Items from a data source:
⟨
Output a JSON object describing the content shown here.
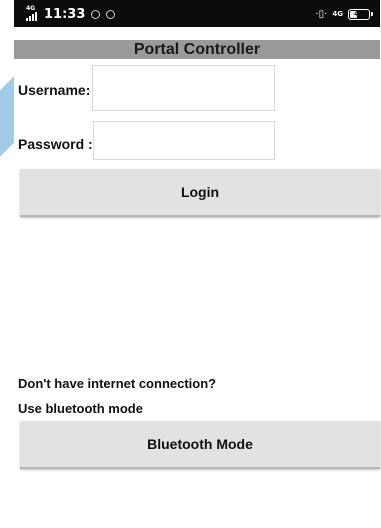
{
  "status_bar": {
    "network_type": "4G",
    "time": "11:33",
    "right_network_type": "4G",
    "battery_level": "42",
    "battery_fraction": 0.42
  },
  "app": {
    "title": "Portal Controller"
  },
  "login_form": {
    "username_label": "Username:",
    "username_value": "",
    "password_label": "Password :",
    "password_value": "",
    "login_label": "Login"
  },
  "bluetooth": {
    "question_text": "Don't have internet connection?",
    "hint_text": "Use bluetooth mode",
    "button_label": "Bluetooth Mode"
  },
  "colors": {
    "title_bar": "#9a9a9a",
    "button_bg": "#e2e2e2",
    "status_bar_bg": "#0c0c0c",
    "accent_stripe": "#56a0d6"
  },
  "icons": {
    "status_left": [
      "signal-icon",
      "whatsapp-icon",
      "whatsapp-icon"
    ],
    "status_right": [
      "vibrate-icon",
      "battery-icon"
    ]
  }
}
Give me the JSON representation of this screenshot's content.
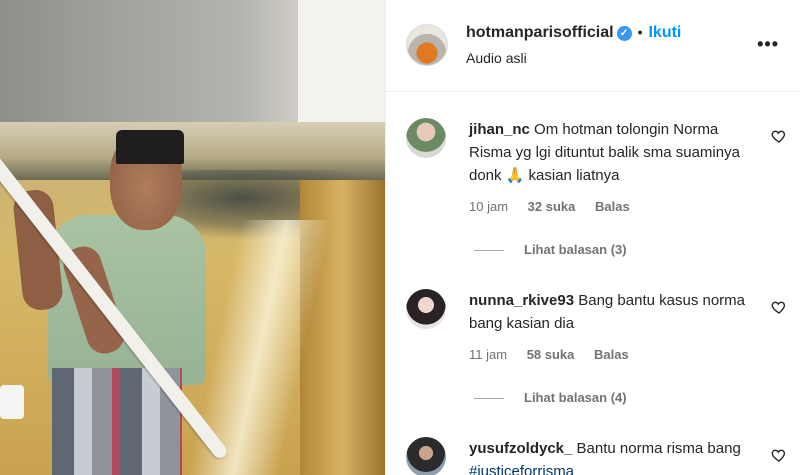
{
  "post": {
    "owner_username": "hotmanparisofficial",
    "follow_label": "Ikuti",
    "audio_label": "Audio asli",
    "more_label": "•••"
  },
  "comments": [
    {
      "username": "jihan_nc",
      "text": "Om hotman tolongin Norma Risma yg lgi dituntut balik sma suaminya donk 🙏 kasian liatnya",
      "time": "10 jam",
      "likes": "32 suka",
      "reply_label": "Balas",
      "view_replies": "Lihat balasan (3)"
    },
    {
      "username": "nunna_rkive93",
      "text": "Bang bantu kasus norma bang kasian dia",
      "time": "11 jam",
      "likes": "58 suka",
      "reply_label": "Balas",
      "view_replies": "Lihat balasan (4)"
    },
    {
      "username": "yusufzoldyck_",
      "text": "Bantu norma risma bang",
      "hashtag": "#justiceforrisma"
    }
  ],
  "icons": {
    "verified": "verified-badge-icon",
    "like": "heart-outline-icon",
    "more": "more-horizontal-icon"
  },
  "colors": {
    "follow_blue": "#0095f6",
    "verified_blue": "#3897f0",
    "meta_gray": "#737373"
  }
}
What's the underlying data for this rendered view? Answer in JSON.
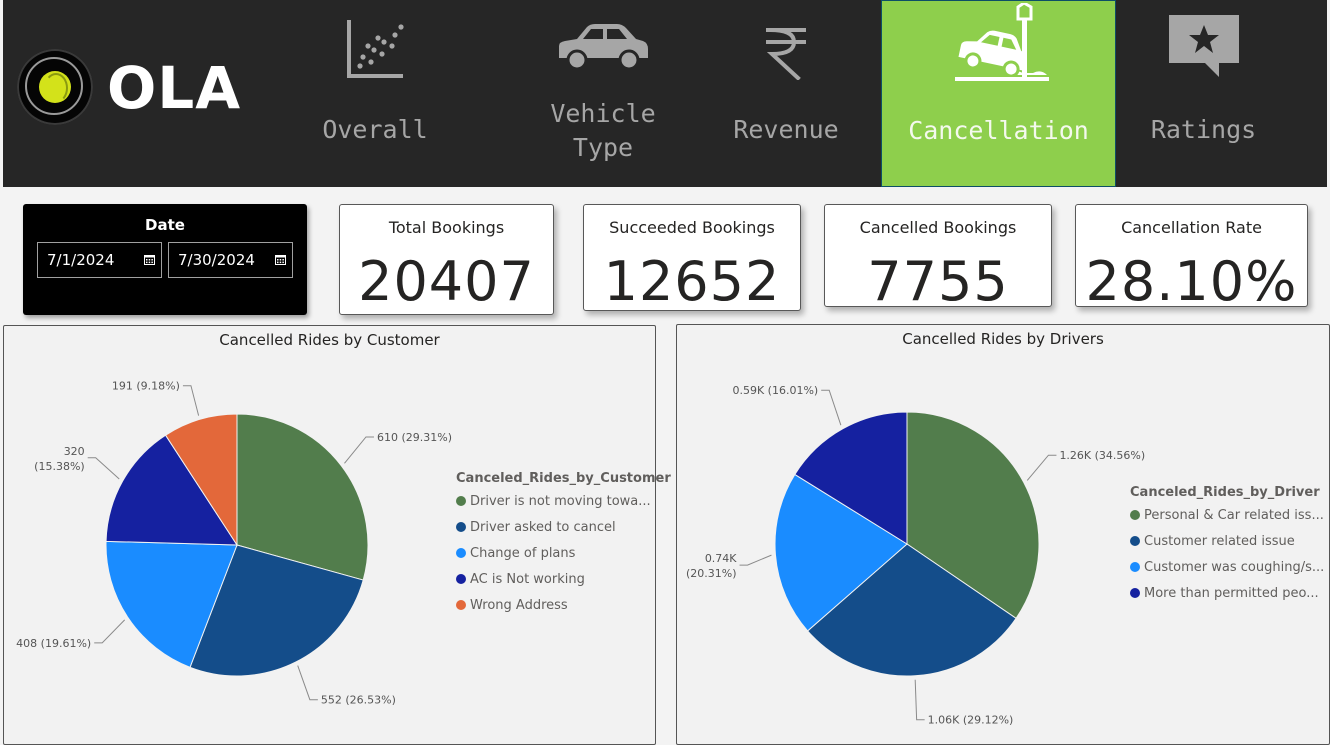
{
  "brand": {
    "logo_text": "OLA"
  },
  "nav": {
    "items": [
      {
        "label": "Overall",
        "icon": "scatter-chart-icon"
      },
      {
        "label": "Vehicle Type",
        "icon": "car-icon"
      },
      {
        "label": "Revenue",
        "icon": "rupee-icon"
      },
      {
        "label": "Cancellation",
        "icon": "car-crash-icon",
        "active": true
      },
      {
        "label": "Ratings",
        "icon": "star-comment-icon"
      }
    ]
  },
  "date_filter": {
    "title": "Date",
    "start": "7/1/2024",
    "end": "7/30/2024"
  },
  "kpis": [
    {
      "label": "Total Bookings",
      "value": "20407"
    },
    {
      "label": "Succeeded Bookings",
      "value": "12652"
    },
    {
      "label": "Cancelled Bookings",
      "value": "7755"
    },
    {
      "label": "Cancellation Rate",
      "value": "28.10%"
    }
  ],
  "colors": {
    "green": "#527d4c",
    "navy": "#144d8a",
    "sky": "#1a8cff",
    "indigo": "#1521a0",
    "orange": "#e3683a",
    "active_tab": "#8ecf4c"
  },
  "chart_data": [
    {
      "type": "pie",
      "title": "Cancelled Rides by Customer",
      "legend_title": "Canceled_Rides_by_Customer",
      "categories": [
        "Driver is not moving towa...",
        "Driver asked to cancel",
        "Change of plans",
        "AC is Not working",
        "Wrong Address"
      ],
      "values": [
        610,
        552,
        408,
        320,
        191
      ],
      "labels": [
        "610 (29.31%)",
        "552 (26.53%)",
        "408 (19.61%)",
        "320\n(15.38%)",
        "191 (9.18%)"
      ],
      "colors": [
        "#527d4c",
        "#144d8a",
        "#1a8cff",
        "#1521a0",
        "#e3683a"
      ],
      "legend_position": "right"
    },
    {
      "type": "pie",
      "title": "Cancelled Rides by Drivers",
      "legend_title": "Canceled_Rides_by_Driver",
      "categories": [
        "Personal & Car related iss...",
        "Customer related issue",
        "Customer was coughing/s...",
        "More than permitted peo..."
      ],
      "values": [
        1260,
        1060,
        740,
        590
      ],
      "labels": [
        "1.26K (34.56%)",
        "1.06K (29.12%)",
        "0.74K\n(20.31%)",
        "0.59K (16.01%)"
      ],
      "colors": [
        "#527d4c",
        "#144d8a",
        "#1a8cff",
        "#1521a0"
      ],
      "legend_position": "right"
    }
  ]
}
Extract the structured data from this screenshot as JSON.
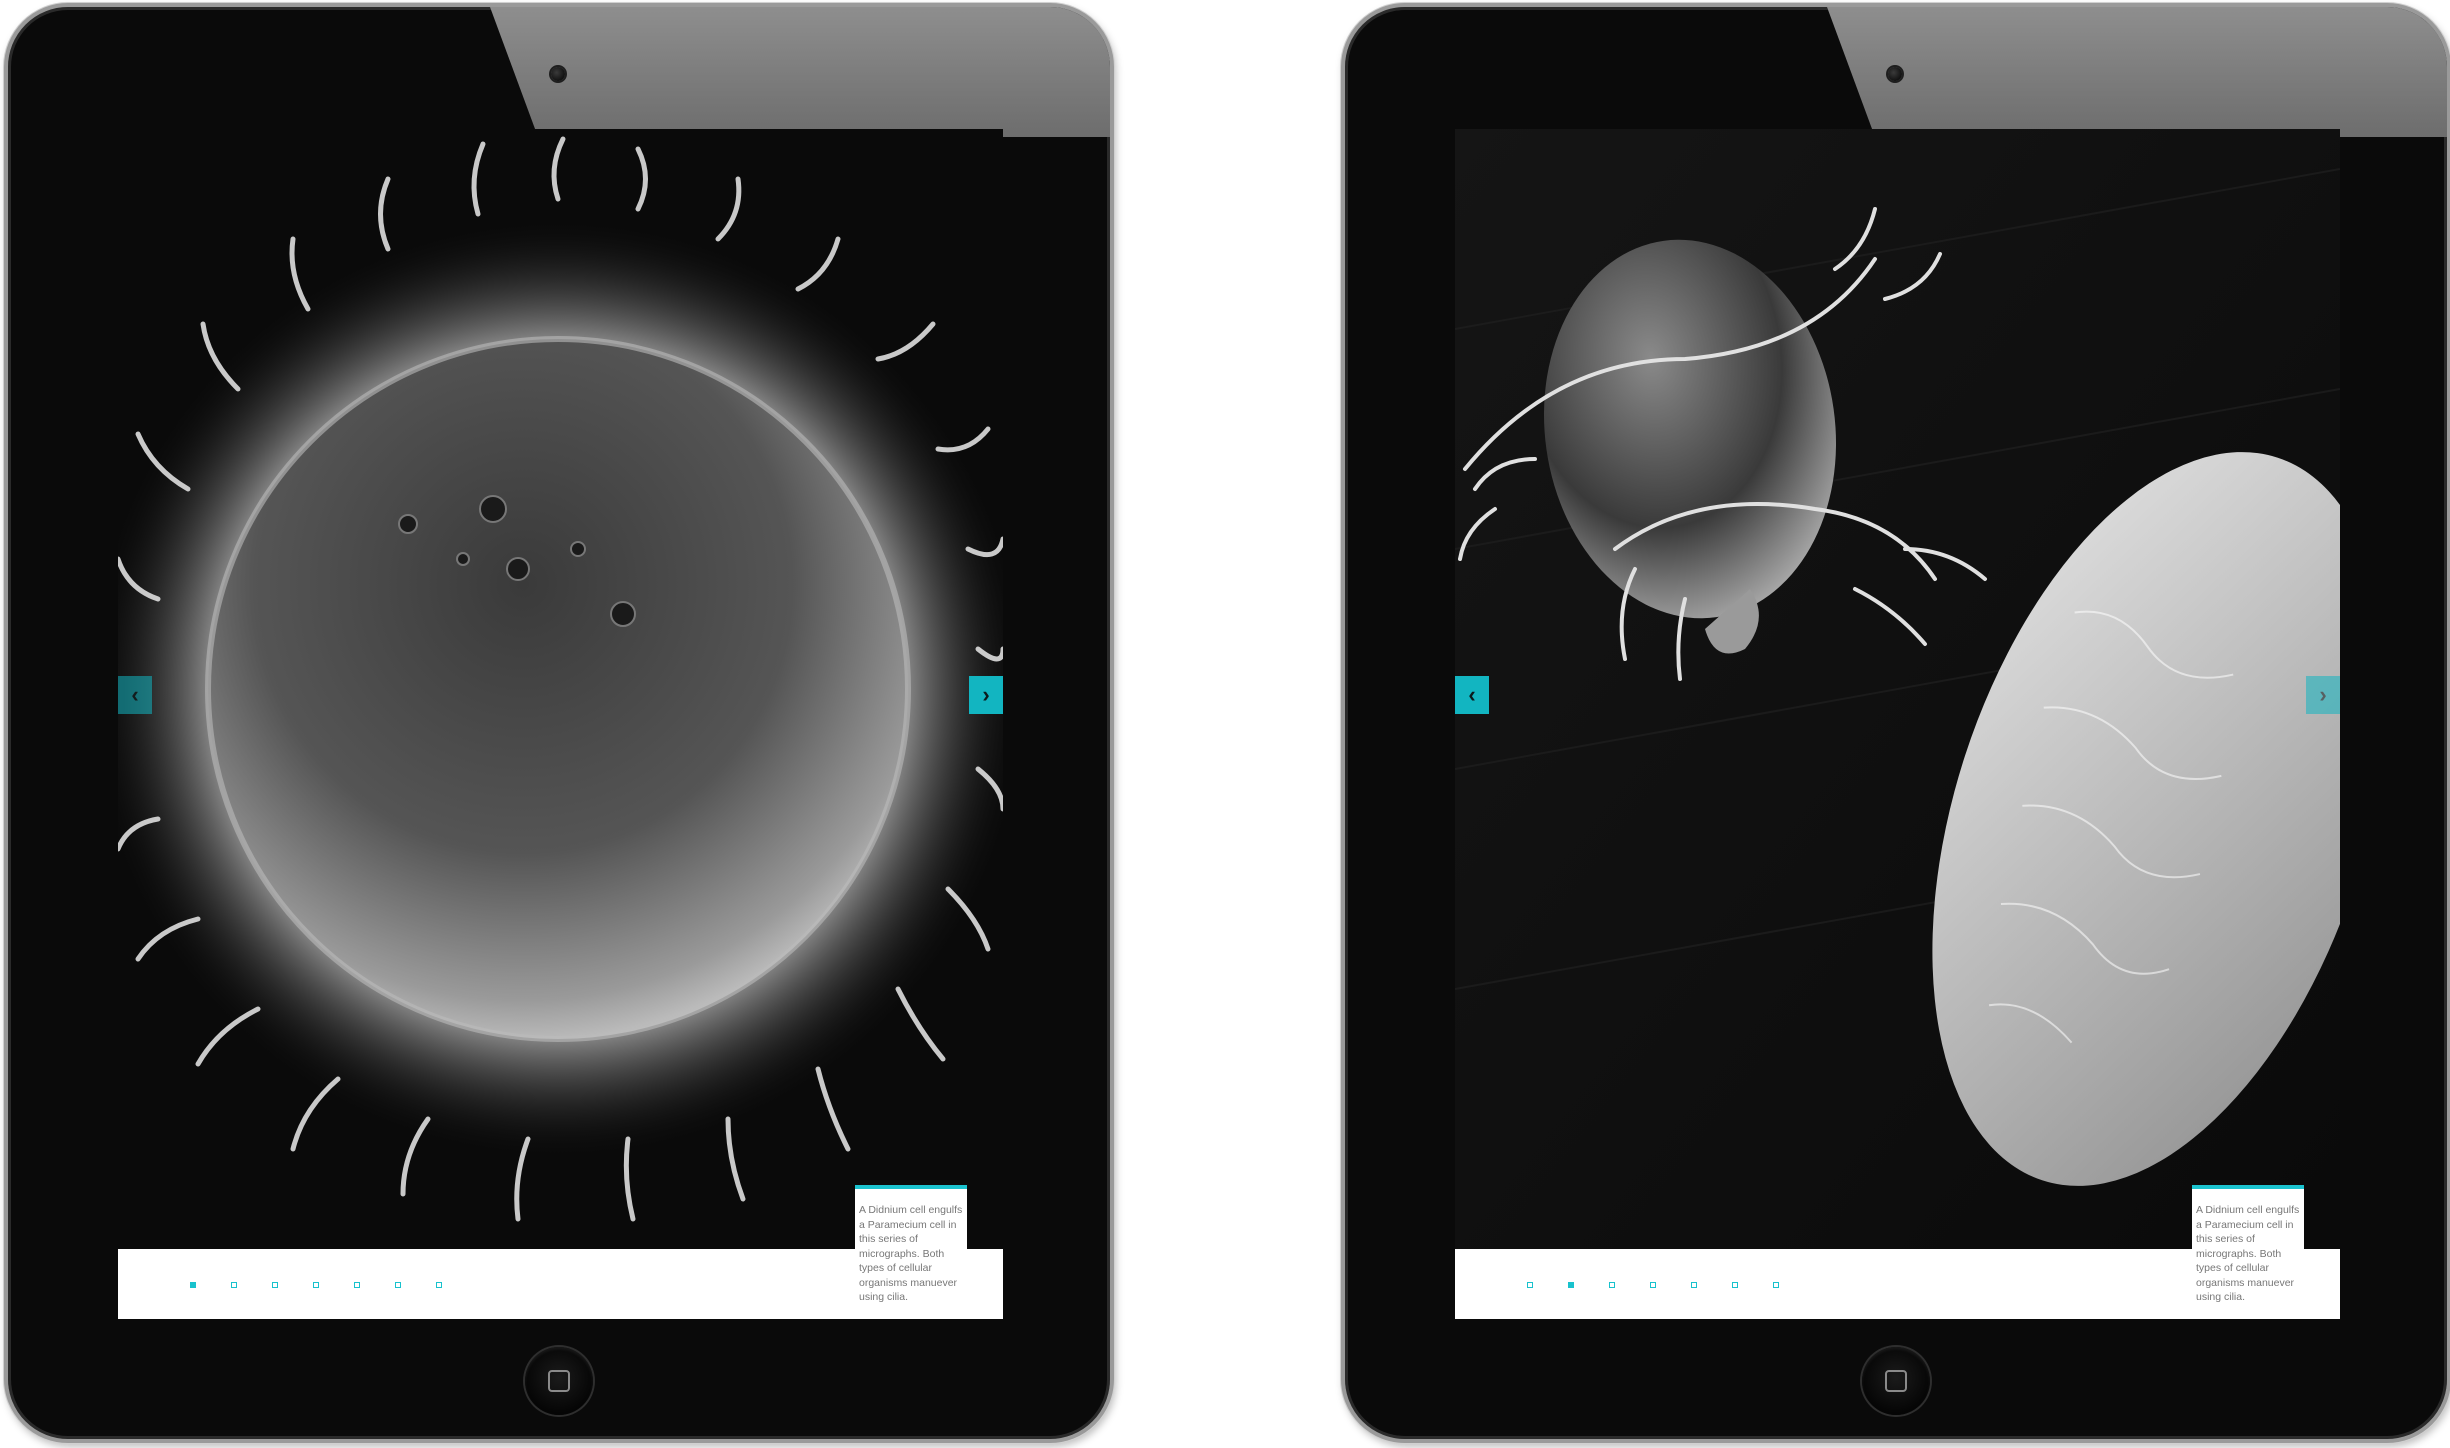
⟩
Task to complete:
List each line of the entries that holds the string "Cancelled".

Written answer:
      "label": "Cancelled Bookings",
      "title": "Cancelled Rides by Customer",
      "title": "Cancelled Rides by Drivers",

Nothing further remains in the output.